Sunday, November 07, 2004


Will China Crash The US Dollar?

Will China revalue the Renminbi? The question has merit for those of us in the West in light of the massive Asian (read, Chines & Japanese) support for the US dollar.

It works like this: China needs an undervalued currecny. This, coupled with its low cost of labor (though that too has begun to change), has enabled it to take over manufacturing and create a pseudo-capitalist economy for itself.

Other Asian countries must compete, and have therefore done their level best to devalue their own currencies in response, in a kind of race to the bottom. The devaluations are particularly important against the US Dollar of course, as that is the currency of choice of the vaunted US consumer.
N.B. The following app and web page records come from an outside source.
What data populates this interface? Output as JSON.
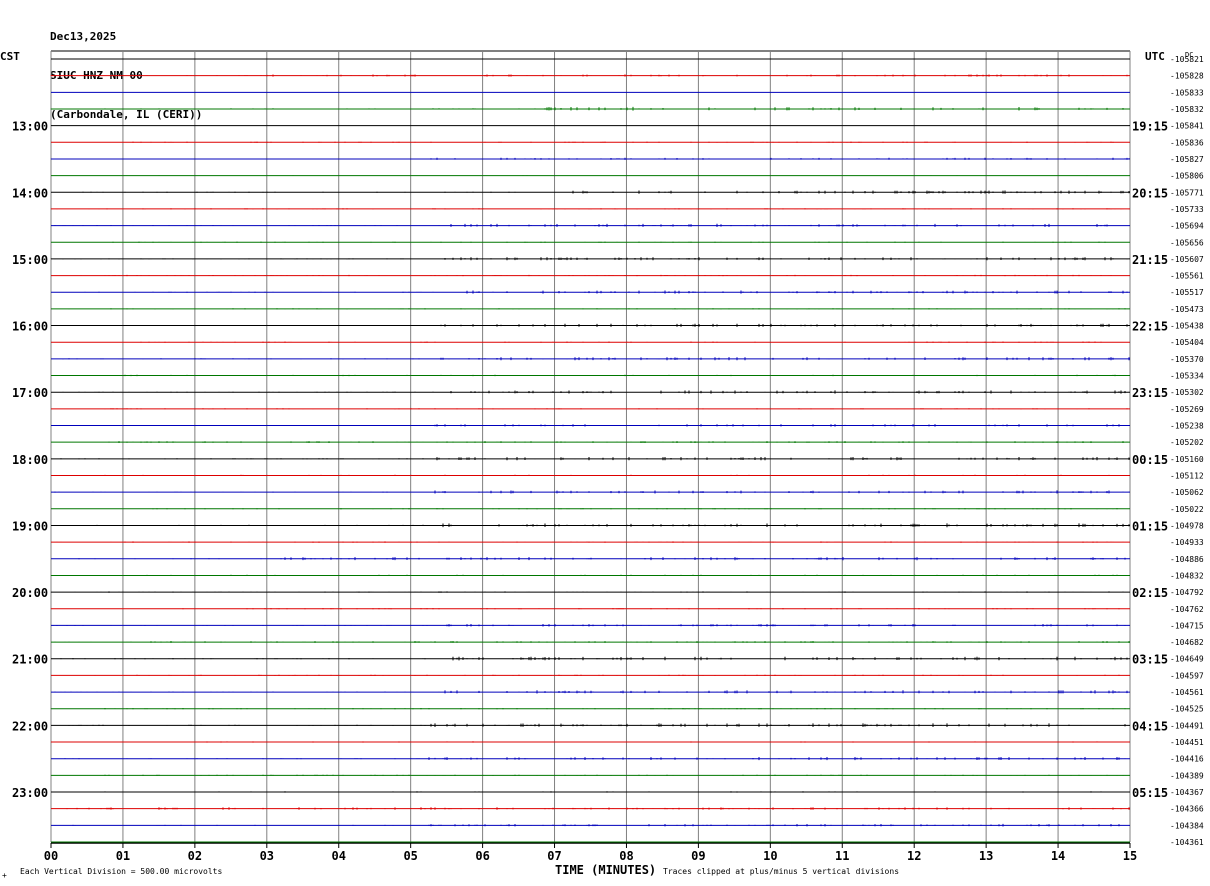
{
  "header": {
    "date": "Dec13,2025",
    "station": "SIUC HNZ NM 00",
    "location": "(Carbondale, IL (CERI))"
  },
  "left_timezone": "CST",
  "right_timezone": "UTC",
  "dc_label": "DC",
  "footer": {
    "scale_note": "Each Vertical Division =  500.00 microvolts",
    "xlabel": "TIME (MINUTES)",
    "clip_note": "Traces clipped at plus/minus 5 vertical divisions",
    "corner_mark": "+"
  },
  "colors": {
    "black": "#000000",
    "red": "#dd0000",
    "blue": "#0000bb",
    "green": "#007700",
    "grid": "#808080"
  },
  "chart_data": {
    "type": "line",
    "title": "SIUC HNZ NM 00",
    "xlabel": "TIME (MINUTES)",
    "xlim": [
      0,
      15
    ],
    "x_ticks": [
      "00",
      "01",
      "02",
      "03",
      "04",
      "05",
      "06",
      "07",
      "08",
      "09",
      "10",
      "11",
      "12",
      "13",
      "14",
      "15"
    ],
    "trace_colors": [
      "black",
      "red",
      "blue",
      "green"
    ],
    "left_hour_labels": [
      "13:00",
      "14:00",
      "15:00",
      "16:00",
      "17:00",
      "18:00",
      "19:00",
      "20:00",
      "21:00",
      "22:00",
      "23:00"
    ],
    "right_hour_labels": [
      "19:15",
      "20:15",
      "21:15",
      "22:15",
      "23:15",
      "00:15",
      "01:15",
      "02:15",
      "03:15",
      "04:15",
      "05:15"
    ],
    "dc_offsets": [
      "-105821",
      "-105828",
      "-105833",
      "-105832",
      "-105841",
      "-105836",
      "-105827",
      "-105806",
      "-105771",
      "-105733",
      "-105694",
      "-105656",
      "-105607",
      "-105561",
      "-105517",
      "-105473",
      "-105438",
      "-105404",
      "-105370",
      "-105334",
      "-105302",
      "-105269",
      "-105238",
      "-105202",
      "-105160",
      "-105112",
      "-105062",
      "-105022",
      "-104978",
      "-104933",
      "-104886",
      "-104832",
      "-104792",
      "-104762",
      "-104715",
      "-104682",
      "-104649",
      "-104597",
      "-104561",
      "-104525",
      "-104491",
      "-104451",
      "-104416",
      "-104389",
      "-104367",
      "-104366",
      "-104384",
      "-104361"
    ],
    "activity": [
      [
        0.0,
        0.02
      ],
      [
        0.2,
        0.35
      ],
      [
        0.0,
        0.02
      ],
      [
        0.45,
        0.6
      ],
      [
        0.0,
        0.02
      ],
      [
        0.05,
        0.2
      ],
      [
        0.35,
        0.35
      ],
      [
        0.0,
        0.05
      ],
      [
        0.45,
        0.5
      ],
      [
        0.05,
        0.2
      ],
      [
        0.35,
        0.5
      ],
      [
        0.05,
        0.2
      ],
      [
        0.35,
        0.5
      ],
      [
        0.05,
        0.2
      ],
      [
        0.35,
        0.5
      ],
      [
        0.05,
        0.2
      ],
      [
        0.35,
        0.5
      ],
      [
        0.05,
        0.2
      ],
      [
        0.35,
        0.5
      ],
      [
        0.05,
        0.2
      ],
      [
        0.35,
        0.5
      ],
      [
        0.05,
        0.2
      ],
      [
        0.35,
        0.4
      ],
      [
        0.05,
        0.3
      ],
      [
        0.35,
        0.55
      ],
      [
        0.05,
        0.2
      ],
      [
        0.35,
        0.5
      ],
      [
        0.05,
        0.2
      ],
      [
        0.35,
        0.6
      ],
      [
        0.05,
        0.2
      ],
      [
        0.2,
        0.5
      ],
      [
        0.05,
        0.2
      ],
      [
        0.05,
        0.2
      ],
      [
        0.05,
        0.2
      ],
      [
        0.35,
        0.4
      ],
      [
        0.05,
        0.3
      ],
      [
        0.35,
        0.6
      ],
      [
        0.05,
        0.2
      ],
      [
        0.35,
        0.5
      ],
      [
        0.05,
        0.2
      ],
      [
        0.35,
        0.6
      ],
      [
        0.05,
        0.2
      ],
      [
        0.35,
        0.5
      ],
      [
        0.05,
        0.2
      ],
      [
        0.0,
        0.2
      ],
      [
        0.0,
        0.4
      ],
      [
        0.35,
        0.4
      ],
      [
        0.05,
        0.1
      ]
    ]
  }
}
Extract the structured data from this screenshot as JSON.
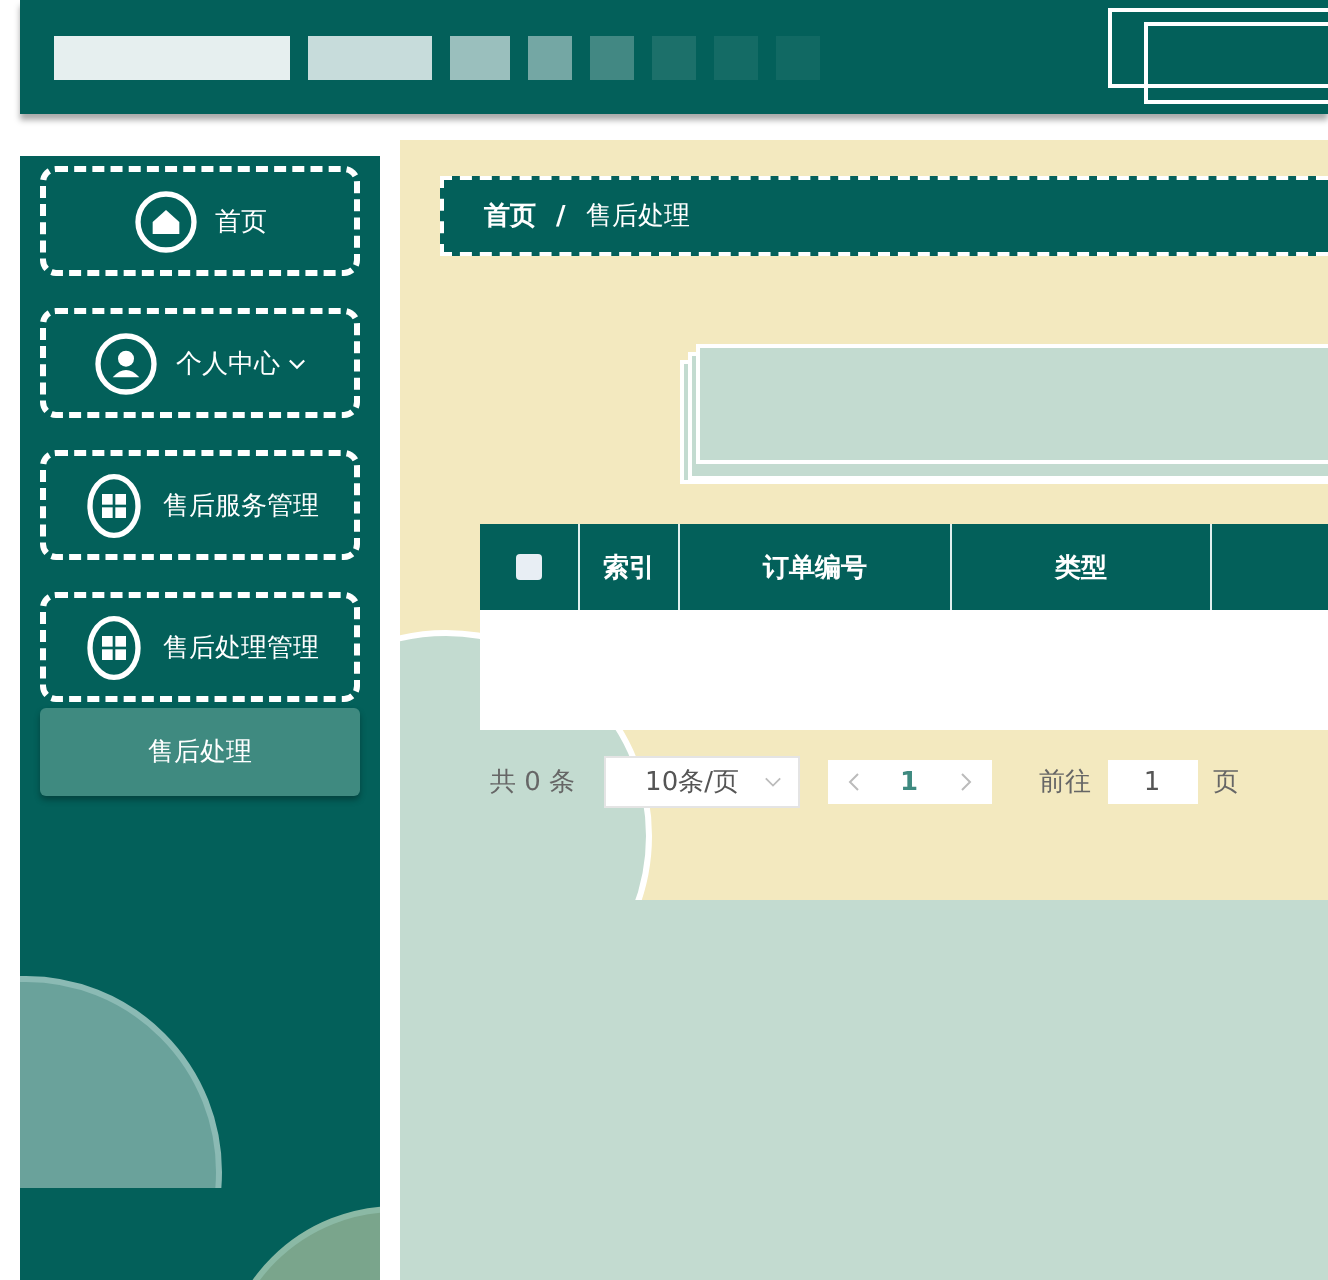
{
  "sidebar": {
    "items": [
      {
        "label": "首页"
      },
      {
        "label": "个人中心",
        "has_caret": true
      },
      {
        "label": "售后服务管理"
      },
      {
        "label": "售后处理管理",
        "children": [
          {
            "label": "售后处理",
            "selected": true
          }
        ]
      }
    ]
  },
  "breadcrumb": {
    "items": [
      "首页",
      "售后处理"
    ],
    "separator": "/"
  },
  "table": {
    "select_all": {
      "checked": false
    },
    "columns": [
      "索引",
      "订单编号",
      "类型"
    ]
  },
  "pagination": {
    "total": "共 0 条",
    "page_size": "10条/页",
    "pages": [
      {
        "label": "1",
        "selected": true
      }
    ],
    "goto_label": "前往",
    "goto_value": "1",
    "page_unit": "页"
  }
}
'Then what do you mean to be, my boy,
When you grow to be a man?'..
..'I want to be a Consumer
And live in a useful way;
For that's the thing that's needed most,
I've heard the Economists say.
There are too many people working
And too many things are made.
I want to be a Consumer, Sir,
And help to further Trade.'
--Patrick Barrington, Punch, April 1934
It's not that the Asian countries want to devalue vs each other; rather, it's that with China, the 800-pound gorilla, keeping its currency artificially low vs the US Dollar, they have no choice but to follow.

They genuinely fear their own currencies' appreciation, so they buy US debt/dollars, with China and Japan leading the way. Without the buying, which is massive, the US dollar would plunge, with all the good and bad that this would entail.

How long can this go on, people ask? Won't China one day let the Renminbi float and revalue? Haven't they already agreed to do so by 2007? And on the day they do, won't they no longer have a need to buy US dollars, leaving the American currency without its support? Surely the dollar will dive down by 20-40 percent almost overnight. The panic! The disaster!

But I wouldn't count on it happening this way, which would ultimately hurt China as much as it does the US. Yes, the Ameribuck is overvalued by traditional measures, but I suspect its decline will be somewhat less dramatic than thought. The reason is that a rebalancing of the relative worth of each currency need not take place through a specific revaluation - it can also be achieved by Chinese inflation.

Inflation is the legislator's friend worldwide: the tax that need never be seen; the policy that need never be announced. It's the butcher, the baker and the candlestick-maker who are held to blame, not the government. Governments fight inflation on our behalf!

Louis Vincent Gave states it clearly:
...right now, it appears that this is the course that Chinese authorities have decided to embark upon.

More importantly, it is hard to see what will make them change the course; by taking care of the overvaluation through inflation, the process is gradual, painless and face-saving. All aspects that a revaluation of the RMB does not offer!
Expect to see a very gradual decline of the Renminbi, probably followed by an equally gradual decline in Chinese (and hence Japanese) purchases of US debt. Yes, the US dollar will decline, but it will likely be smooth and steady, as much as these things can be, to everyone's benefit.

(hat tip: JohnMauldin at InvestorsInsight dot com)